Global twin birth rates may have peaked as one in 42 are born a twin, which is likely due to the accessibility of IVF and other fertility treatments.
European researchers examined twinning rates during 2010-2015 across 165 countries, showing a global surge since the 1980s from nine to 12 twin births per 1000 deliveries. This is primarily driven by increases in twin birth rates in Europe (+58 percent), Asia (+32 percent) and North America (+71 percent) where access to fertility treatments, such as IVF, has significantly improved over the same 30-year period.
'The relative and absolute numbers of twins in the world are higher than they have ever been since the mid-20th century and this is likely to be an all-time high.' said Professor Christiaan Monden of the University of Oxford and first author of the study. 'This is important as twin deliveries are associated with higher death rates among babies and children and more complications for mothers and children during pregnancy'.
In the paper, published in Human Reproduction, 74 of 112 countries which also had data available from 1980-1985 showed at least a ten percent increase in twinning rates. Among this group was the UK, however, the actual frequency of twin births is thought to have fallen since 2007 when the Human Fertilisation and Embryology Authority (HFEA) launched their 'One at a Time' campaign. IVF is associated with a higher likelihood of multiple or twin births, which the HFEA aims to reduce to avoid health complications such as postnatal depression or low birth weight.
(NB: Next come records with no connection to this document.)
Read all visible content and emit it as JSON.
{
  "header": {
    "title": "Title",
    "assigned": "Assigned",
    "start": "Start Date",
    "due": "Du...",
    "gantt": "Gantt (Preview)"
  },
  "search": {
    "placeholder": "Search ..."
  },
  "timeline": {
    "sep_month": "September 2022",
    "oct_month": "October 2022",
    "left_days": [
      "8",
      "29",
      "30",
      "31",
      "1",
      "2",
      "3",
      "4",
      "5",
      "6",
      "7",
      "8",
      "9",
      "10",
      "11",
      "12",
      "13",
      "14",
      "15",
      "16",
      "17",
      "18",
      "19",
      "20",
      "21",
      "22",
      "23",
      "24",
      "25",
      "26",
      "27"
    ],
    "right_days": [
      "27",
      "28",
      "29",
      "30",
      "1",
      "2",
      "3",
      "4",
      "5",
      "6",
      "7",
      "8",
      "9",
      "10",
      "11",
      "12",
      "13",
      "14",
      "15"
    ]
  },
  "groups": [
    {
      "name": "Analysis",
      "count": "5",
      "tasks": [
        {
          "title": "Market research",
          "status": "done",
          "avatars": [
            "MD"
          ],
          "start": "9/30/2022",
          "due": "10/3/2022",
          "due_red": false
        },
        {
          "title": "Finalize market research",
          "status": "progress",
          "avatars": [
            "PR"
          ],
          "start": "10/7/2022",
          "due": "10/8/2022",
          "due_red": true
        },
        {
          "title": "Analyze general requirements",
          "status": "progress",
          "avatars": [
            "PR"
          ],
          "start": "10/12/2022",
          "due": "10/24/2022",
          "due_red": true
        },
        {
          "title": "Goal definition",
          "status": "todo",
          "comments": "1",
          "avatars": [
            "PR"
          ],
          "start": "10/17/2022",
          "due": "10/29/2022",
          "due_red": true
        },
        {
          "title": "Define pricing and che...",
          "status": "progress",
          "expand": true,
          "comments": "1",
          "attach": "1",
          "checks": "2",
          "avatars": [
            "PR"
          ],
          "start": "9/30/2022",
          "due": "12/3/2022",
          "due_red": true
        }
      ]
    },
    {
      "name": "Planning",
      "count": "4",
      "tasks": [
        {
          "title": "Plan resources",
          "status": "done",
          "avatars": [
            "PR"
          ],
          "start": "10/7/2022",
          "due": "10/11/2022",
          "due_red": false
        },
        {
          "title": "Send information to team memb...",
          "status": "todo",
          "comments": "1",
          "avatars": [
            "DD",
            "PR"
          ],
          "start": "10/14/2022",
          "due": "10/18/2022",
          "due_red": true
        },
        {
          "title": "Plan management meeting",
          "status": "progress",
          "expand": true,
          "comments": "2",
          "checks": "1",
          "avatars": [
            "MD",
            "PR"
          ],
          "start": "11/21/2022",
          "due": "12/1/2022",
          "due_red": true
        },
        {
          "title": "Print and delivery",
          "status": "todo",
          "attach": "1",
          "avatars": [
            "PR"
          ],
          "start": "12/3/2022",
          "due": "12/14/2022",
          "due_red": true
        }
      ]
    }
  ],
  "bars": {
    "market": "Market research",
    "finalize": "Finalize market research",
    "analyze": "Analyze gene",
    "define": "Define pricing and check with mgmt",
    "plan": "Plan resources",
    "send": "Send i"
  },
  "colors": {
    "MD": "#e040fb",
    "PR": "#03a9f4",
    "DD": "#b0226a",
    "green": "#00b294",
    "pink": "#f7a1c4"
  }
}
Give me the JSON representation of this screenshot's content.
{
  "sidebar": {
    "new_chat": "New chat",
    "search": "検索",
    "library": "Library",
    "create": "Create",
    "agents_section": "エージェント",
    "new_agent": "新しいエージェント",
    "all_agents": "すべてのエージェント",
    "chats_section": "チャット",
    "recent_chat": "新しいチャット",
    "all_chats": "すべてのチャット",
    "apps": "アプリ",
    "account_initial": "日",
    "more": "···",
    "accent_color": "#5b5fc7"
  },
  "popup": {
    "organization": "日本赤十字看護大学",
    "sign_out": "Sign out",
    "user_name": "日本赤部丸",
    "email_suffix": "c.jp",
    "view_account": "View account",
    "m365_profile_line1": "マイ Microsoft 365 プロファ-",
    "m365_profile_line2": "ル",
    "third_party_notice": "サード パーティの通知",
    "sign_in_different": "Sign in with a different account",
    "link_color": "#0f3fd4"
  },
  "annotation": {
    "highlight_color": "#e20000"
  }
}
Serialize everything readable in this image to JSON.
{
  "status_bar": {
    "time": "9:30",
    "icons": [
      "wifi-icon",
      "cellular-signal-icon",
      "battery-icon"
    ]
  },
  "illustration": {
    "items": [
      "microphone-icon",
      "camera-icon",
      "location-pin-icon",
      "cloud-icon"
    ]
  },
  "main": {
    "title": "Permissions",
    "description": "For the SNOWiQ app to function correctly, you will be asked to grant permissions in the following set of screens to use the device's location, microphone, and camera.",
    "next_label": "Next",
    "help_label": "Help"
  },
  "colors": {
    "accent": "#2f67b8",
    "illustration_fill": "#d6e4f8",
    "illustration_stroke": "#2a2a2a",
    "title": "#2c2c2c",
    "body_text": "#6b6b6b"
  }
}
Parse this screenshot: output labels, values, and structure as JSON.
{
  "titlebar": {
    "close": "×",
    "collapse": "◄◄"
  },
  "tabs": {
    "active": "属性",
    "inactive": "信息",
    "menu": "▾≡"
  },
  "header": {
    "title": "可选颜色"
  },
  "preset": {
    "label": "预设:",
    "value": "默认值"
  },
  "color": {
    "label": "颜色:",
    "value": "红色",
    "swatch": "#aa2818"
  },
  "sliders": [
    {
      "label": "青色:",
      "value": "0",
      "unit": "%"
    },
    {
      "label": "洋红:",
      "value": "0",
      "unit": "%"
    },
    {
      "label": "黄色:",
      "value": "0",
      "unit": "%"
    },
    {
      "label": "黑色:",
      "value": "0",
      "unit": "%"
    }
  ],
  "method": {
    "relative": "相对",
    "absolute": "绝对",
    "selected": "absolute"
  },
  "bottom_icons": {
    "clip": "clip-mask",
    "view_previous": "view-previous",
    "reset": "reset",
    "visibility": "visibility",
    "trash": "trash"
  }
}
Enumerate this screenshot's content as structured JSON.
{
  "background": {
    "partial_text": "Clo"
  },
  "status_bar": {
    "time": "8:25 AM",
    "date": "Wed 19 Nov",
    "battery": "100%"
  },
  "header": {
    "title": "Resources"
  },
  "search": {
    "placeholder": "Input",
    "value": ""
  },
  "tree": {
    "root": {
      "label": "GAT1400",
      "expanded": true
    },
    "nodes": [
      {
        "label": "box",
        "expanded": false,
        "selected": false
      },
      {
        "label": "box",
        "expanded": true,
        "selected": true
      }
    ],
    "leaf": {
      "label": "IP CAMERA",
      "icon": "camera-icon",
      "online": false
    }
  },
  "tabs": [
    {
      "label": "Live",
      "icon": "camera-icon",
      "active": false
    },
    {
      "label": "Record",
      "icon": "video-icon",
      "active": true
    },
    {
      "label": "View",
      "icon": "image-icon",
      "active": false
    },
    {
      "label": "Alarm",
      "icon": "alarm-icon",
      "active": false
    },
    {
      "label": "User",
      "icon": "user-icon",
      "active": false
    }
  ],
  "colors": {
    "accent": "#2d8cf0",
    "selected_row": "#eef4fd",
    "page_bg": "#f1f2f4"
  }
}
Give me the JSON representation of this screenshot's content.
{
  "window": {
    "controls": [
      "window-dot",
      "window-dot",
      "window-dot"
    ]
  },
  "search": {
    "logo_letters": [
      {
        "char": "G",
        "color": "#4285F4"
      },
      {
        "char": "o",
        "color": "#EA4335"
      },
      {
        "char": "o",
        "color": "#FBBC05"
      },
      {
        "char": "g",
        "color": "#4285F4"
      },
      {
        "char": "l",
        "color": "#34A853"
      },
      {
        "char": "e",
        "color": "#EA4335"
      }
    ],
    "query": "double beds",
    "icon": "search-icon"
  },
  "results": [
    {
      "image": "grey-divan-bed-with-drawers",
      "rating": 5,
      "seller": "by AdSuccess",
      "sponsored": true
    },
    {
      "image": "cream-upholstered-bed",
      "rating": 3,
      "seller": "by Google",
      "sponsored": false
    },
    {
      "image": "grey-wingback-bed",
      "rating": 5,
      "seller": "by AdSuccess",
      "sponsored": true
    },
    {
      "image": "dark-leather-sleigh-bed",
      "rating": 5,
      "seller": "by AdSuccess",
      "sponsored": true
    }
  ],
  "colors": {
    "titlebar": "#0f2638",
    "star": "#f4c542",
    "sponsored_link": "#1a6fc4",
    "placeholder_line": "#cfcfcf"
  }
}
Previous research by the authors demonstrated that IVF is among fertility treatments that can have three times the effect on twin birth rates as delayed childrearing age.
According to the Guardian, chair of the British Fertility Society and consultant gynaecologist at St Mary's Hospital in Manchester, Dr Raj Mathur, commented 'It doesn't surprise us that twinning rates have increased because the availability of assisted reproduction has increased and also because women are slightly older when they have their first children'.
The researchers aim to update their findings with data from the early 2020s to establish whether twin births have truly plateaued. As IVF availability continues to expand into regions with already high twinning rates, such as West and Central Africa, this will be essential for forecasting the demand on health services.